I don’t normally go for conspiracy theories, but this one’s plausible. Bloomberg’s campaign so far has taken the attitude that he’s running essentially unopposed, that Democrat Fernando Ferrer is a pathetic schmuck with no hope of winning. Bloomberg also hasn’t forgotten that the city is 5-to-1 Democratic and roughly half Black and Latino. If these voters get riled up about his plutocratic policies (Ferrer, stuck in the classic Democratic dilemma of trying to excite working-class, Black and Latino voters without alienating big-money contributors or alarming the city’s corporate media, hasn’t done much on that front), the mayor could be in trouble. On a slow news day, Bloomberg’s refusal to show up for the debate at the Apollo Theatre, with its overtones of arrogance, cowardice and racism, could have set something off.

So the mayor and Police Commissioner Ray Kelly pluck a rumor out of the chatter and go public with a “terrorist threat.” They flooded the city with warnings that “up to 19 terrorists” were planning to attack the subways with bombs in strollers or baby carriages. The result: Instead of the big story of the day being Freddy Ferrer debating an empty chair, it was al-Qaeda’s fiendish stroller-bomb plot. The city’s establishment and many of its people reacted with a predictable loss of bowel control; the Daily News was so outraged that they sent a young woman reporter into the subways with a babyless stroller AND SHE DIDN’T

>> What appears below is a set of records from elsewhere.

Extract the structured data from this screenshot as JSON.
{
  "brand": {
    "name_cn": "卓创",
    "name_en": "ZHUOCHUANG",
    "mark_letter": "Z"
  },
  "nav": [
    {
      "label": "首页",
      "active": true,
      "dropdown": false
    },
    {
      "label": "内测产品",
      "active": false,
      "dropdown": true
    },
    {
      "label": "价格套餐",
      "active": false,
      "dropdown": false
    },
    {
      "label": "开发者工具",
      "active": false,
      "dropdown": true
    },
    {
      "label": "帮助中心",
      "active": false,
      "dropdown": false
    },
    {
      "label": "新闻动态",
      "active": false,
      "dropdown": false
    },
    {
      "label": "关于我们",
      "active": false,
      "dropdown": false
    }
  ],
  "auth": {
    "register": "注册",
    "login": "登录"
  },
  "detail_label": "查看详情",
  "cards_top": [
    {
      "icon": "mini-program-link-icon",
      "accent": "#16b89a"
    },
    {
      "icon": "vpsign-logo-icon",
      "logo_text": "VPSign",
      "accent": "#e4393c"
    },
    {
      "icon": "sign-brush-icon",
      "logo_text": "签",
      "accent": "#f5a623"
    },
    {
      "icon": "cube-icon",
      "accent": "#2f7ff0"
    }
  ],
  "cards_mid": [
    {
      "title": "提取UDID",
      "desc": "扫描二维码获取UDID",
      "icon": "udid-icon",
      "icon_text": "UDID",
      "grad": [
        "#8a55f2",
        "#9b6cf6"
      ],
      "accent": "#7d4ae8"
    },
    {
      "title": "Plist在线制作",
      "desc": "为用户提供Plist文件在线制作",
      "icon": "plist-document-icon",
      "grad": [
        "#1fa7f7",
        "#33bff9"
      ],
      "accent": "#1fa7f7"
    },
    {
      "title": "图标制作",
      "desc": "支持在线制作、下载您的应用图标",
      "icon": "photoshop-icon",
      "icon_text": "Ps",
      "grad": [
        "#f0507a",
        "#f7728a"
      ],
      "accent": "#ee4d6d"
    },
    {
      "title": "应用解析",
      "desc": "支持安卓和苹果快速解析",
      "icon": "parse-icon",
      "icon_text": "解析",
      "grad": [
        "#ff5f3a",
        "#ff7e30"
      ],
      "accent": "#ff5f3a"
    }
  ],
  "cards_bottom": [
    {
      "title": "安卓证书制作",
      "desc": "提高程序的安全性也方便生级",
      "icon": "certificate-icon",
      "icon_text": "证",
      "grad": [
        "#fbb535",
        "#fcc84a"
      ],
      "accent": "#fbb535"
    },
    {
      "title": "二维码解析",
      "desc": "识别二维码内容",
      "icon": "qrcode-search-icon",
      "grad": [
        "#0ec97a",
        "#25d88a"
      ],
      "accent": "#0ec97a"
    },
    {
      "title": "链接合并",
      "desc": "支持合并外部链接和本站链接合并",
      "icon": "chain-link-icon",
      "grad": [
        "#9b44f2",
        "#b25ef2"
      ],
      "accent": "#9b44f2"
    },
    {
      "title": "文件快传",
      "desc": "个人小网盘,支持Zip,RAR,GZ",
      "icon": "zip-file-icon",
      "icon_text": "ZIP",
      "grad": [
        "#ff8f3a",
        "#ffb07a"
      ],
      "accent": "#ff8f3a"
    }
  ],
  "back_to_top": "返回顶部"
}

If this had been a genuine, concrete threat, we could see the better-safe-than-sorry argument. But the “specific” information touted by Bloomberg and Kelly came from a fairly questionable Iraqi informant; the alleged plotters turned out to be stuck in Iraq with neither passports nor plane tickets. Even George Bush’s Department of Homeland Security didn’t consider this threat credible.

What makes the timing especially suspicious is that Bloomberg and Kelly have a history of putting out phony scare stories for political advantage. When they were trying to justify their plans to suppress the protests at the Republican convention last year, they spent the summer leaking absurd tales of anarchist plots, and the corporate press lapped them up. Anyone remember how anarchists were going to sabotage the city’s power lines by throwing bags of metal filings at them? Or how Weather Underground bombers were going to come out of retirement for the protests, like the Jefferson Airplane doing a reunion tour?